There is no doubt that what funding there is will increasingly be taken up by increased pay. In those parts of the country, notably London and the Home Counties, where recruitment is at its most challenging it won’t take long for teachers to recognise that the new pay freedoms mean they can ask for more in their pay packets and leave it up to school leaders and governing bodies to decide how to manage the consequences of saying ‘no’.

One outcome is likely to be larger classes, especially in the secondary sector. However, judging by the downward trend in pupil-teacher ratios seen in recent years the system should be able to handle some worsening in ratios and larger class sizes. But, that makes planning teacher supply just that bit more difficult, as trainee PE teachers are no doubt finding out to their cost this year.

Schools will have to look for ways to cut costs, and recruitment advertising is one obvious source of savings as we have shown with TeachVac. By providing a free service to secondary schools that now covers promoted posts as well as main scale vacancies we have created a platform that could save school many millions of pounds as well as providing them with more information about the state of the labour market. If you haven’t visited www.teachvac.co.uk they pay a visit and register.

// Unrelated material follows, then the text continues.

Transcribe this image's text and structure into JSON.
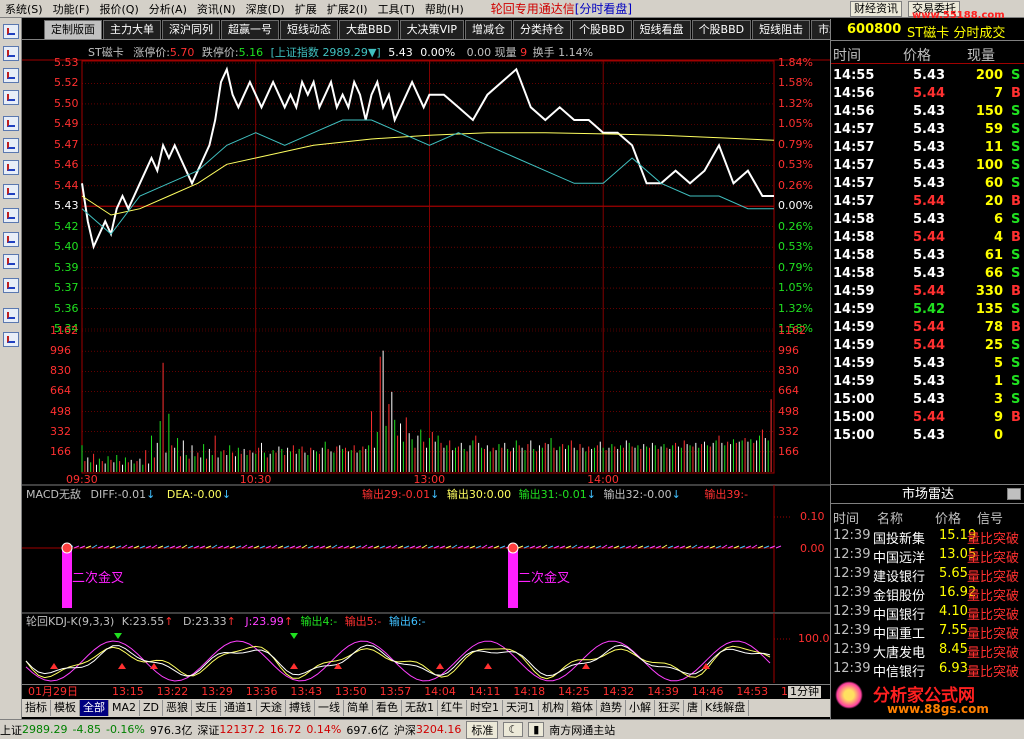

The site will shortly be extending to cover leadership vacancies directly input by schools and I will announce that development on this blog as I will our future plans for extending into the primary sector.